──────── SOURCE DATA

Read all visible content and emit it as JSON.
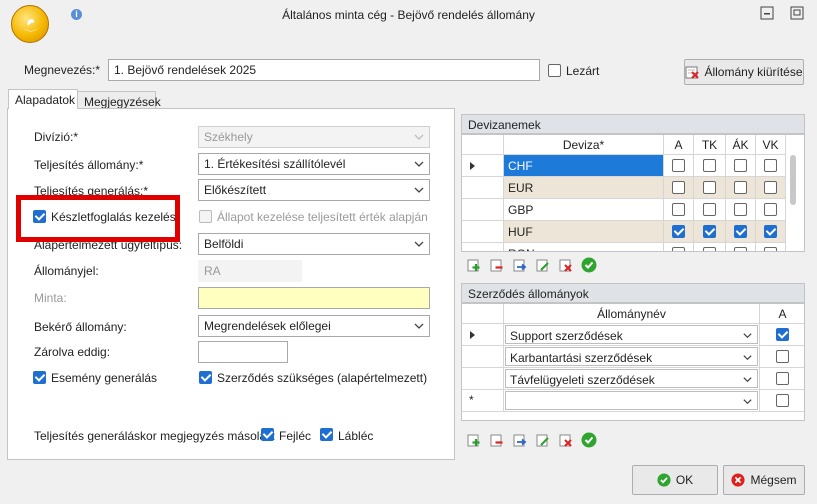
{
  "window": {
    "title": "Általános minta cég - Bejövő rendelés állomány"
  },
  "header": {
    "name_label": "Megnevezés:*",
    "name_value": "1. Bejövő rendelések 2025",
    "locked_label": "Lezárt",
    "locked_checked": false,
    "clear_button_label": "Állomány kiürítése"
  },
  "tabs": [
    {
      "label": "Alapadatok",
      "active": true
    },
    {
      "label": "Megjegyzések",
      "active": false
    }
  ],
  "form": {
    "division_label": "Divízió:*",
    "division_value": "Székhely",
    "fulfillment_ledger_label": "Teljesítés állomány:*",
    "fulfillment_ledger_value": "1. Értékesítési szállítólevél",
    "fulfillment_generation_label": "Teljesítés generálás:*",
    "fulfillment_generation_value": "Előkészített",
    "stock_reservation_label": "Készletfoglalás kezelés",
    "stock_reservation_checked": true,
    "state_handling_label": "Állapot kezelése teljesített érték alapján",
    "state_handling_checked": false,
    "default_client_type_label": "Alapértelmezett ügyféltípus:",
    "default_client_type_value": "Belföldi",
    "ledger_mark_label": "Állományjel:",
    "ledger_mark_value": "RA",
    "template_label": "Minta:",
    "template_value": "",
    "request_ledger_label": "Bekérő állomány:",
    "request_ledger_value": "Megrendelések előlegei",
    "locked_until_label": "Zárolva eddig:",
    "locked_until_value": "",
    "event_generation_label": "Esemény generálás",
    "event_generation_checked": true,
    "contract_required_label": "Szerződés szükséges (alapértelmezett)",
    "contract_required_checked": true,
    "note_copy_label": "Teljesítés generáláskor megjegyzés másolás:",
    "header_note_label": "Fejléc",
    "header_note_checked": true,
    "footer_note_label": "Lábléc",
    "footer_note_checked": true
  },
  "currencies": {
    "title": "Devizanemek",
    "columns": [
      "Deviza*",
      "A",
      "TK",
      "ÁK",
      "VK"
    ],
    "rows": [
      {
        "code": "CHF",
        "A": false,
        "TK": false,
        "AK": false,
        "VK": false,
        "selected": true
      },
      {
        "code": "EUR",
        "A": false,
        "TK": false,
        "AK": false,
        "VK": false
      },
      {
        "code": "GBP",
        "A": false,
        "TK": false,
        "AK": false,
        "VK": false
      },
      {
        "code": "HUF",
        "A": true,
        "TK": true,
        "AK": true,
        "VK": true
      },
      {
        "code": "RON",
        "A": false,
        "TK": false,
        "AK": false,
        "VK": false
      }
    ]
  },
  "contracts": {
    "title": "Szerződés állományok",
    "columns": [
      "Állománynév",
      "A"
    ],
    "rows": [
      {
        "name": "Support szerződések",
        "A": true
      },
      {
        "name": "Karbantartási szerződések",
        "A": false
      },
      {
        "name": "Távfelügyeleti szerződések",
        "A": false
      },
      {
        "name": "",
        "A": false
      }
    ]
  },
  "footer": {
    "ok_label": "OK",
    "cancel_label": "Mégsem"
  },
  "colors": {
    "accent": "#1e7ad8",
    "highlight": "#e00000",
    "template_bg": "#ffffc0"
  }
}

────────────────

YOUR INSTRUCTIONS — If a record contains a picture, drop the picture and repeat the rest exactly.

PROBLEM SOLUTION —
Read all visible content and emit it as JSON.
{
  "window": {
    "title": "Általános minta cég - Bejövő rendelés állomány"
  },
  "header": {
    "name_label": "Megnevezés:*",
    "name_value": "1. Bejövő rendelések 2025",
    "locked_label": "Lezárt",
    "locked_checked": false,
    "clear_button_label": "Állomány kiürítése"
  },
  "tabs": [
    {
      "label": "Alapadatok",
      "active": true
    },
    {
      "label": "Megjegyzések",
      "active": false
    }
  ],
  "form": {
    "division_label": "Divízió:*",
    "division_value": "Székhely",
    "fulfillment_ledger_label": "Teljesítés állomány:*",
    "fulfillment_ledger_value": "1. Értékesítési szállítólevél",
    "fulfillment_generation_label": "Teljesítés generálás:*",
    "fulfillment_generation_value": "Előkészített",
    "stock_reservation_label": "Készletfoglalás kezelés",
    "stock_reservation_checked": true,
    "state_handling_label": "Állapot kezelése teljesített érték alapján",
    "state_handling_checked": false,
    "default_client_type_label": "Alapértelmezett ügyféltípus:",
    "default_client_type_value": "Belföldi",
    "ledger_mark_label": "Állományjel:",
    "ledger_mark_value": "RA",
    "template_label": "Minta:",
    "template_value": "",
    "request_ledger_label": "Bekérő állomány:",
    "request_ledger_value": "Megrendelések előlegei",
    "locked_until_label": "Zárolva eddig:",
    "locked_until_value": "",
    "event_generation_label": "Esemény generálás",
    "event_generation_checked": true,
    "contract_required_label": "Szerződés szükséges (alapértelmezett)",
    "contract_required_checked": true,
    "note_copy_label": "Teljesítés generáláskor megjegyzés másolás:",
    "header_note_label": "Fejléc",
    "header_note_checked": true,
    "footer_note_label": "Lábléc",
    "footer_note_checked": true
  },
  "currencies": {
    "title": "Devizanemek",
    "columns": [
      "Deviza*",
      "A",
      "TK",
      "ÁK",
      "VK"
    ],
    "rows": [
      {
        "code": "CHF",
        "A": false,
        "TK": false,
        "AK": false,
        "VK": false,
        "selected": true
      },
      {
        "code": "EUR",
        "A": false,
        "TK": false,
        "AK": false,
        "VK": false
      },
      {
        "code": "GBP",
        "A": false,
        "TK": false,
        "AK": false,
        "VK": false
      },
      {
        "code": "HUF",
        "A": true,
        "TK": true,
        "AK": true,
        "VK": true
      },
      {
        "code": "RON",
        "A": false,
        "TK": false,
        "AK": false,
        "VK": false
      }
    ]
  },
  "contracts": {
    "title": "Szerződés állományok",
    "columns": [
      "Állománynév",
      "A"
    ],
    "rows": [
      {
        "name": "Support szerződések",
        "A": true
      },
      {
        "name": "Karbantartási szerződések",
        "A": false
      },
      {
        "name": "Távfelügyeleti szerződések",
        "A": false
      },
      {
        "name": "",
        "A": false
      }
    ]
  },
  "footer": {
    "ok_label": "OK",
    "cancel_label": "Mégsem"
  },
  "colors": {
    "accent": "#1e7ad8",
    "highlight": "#e00000",
    "template_bg": "#ffffc0"
  }
}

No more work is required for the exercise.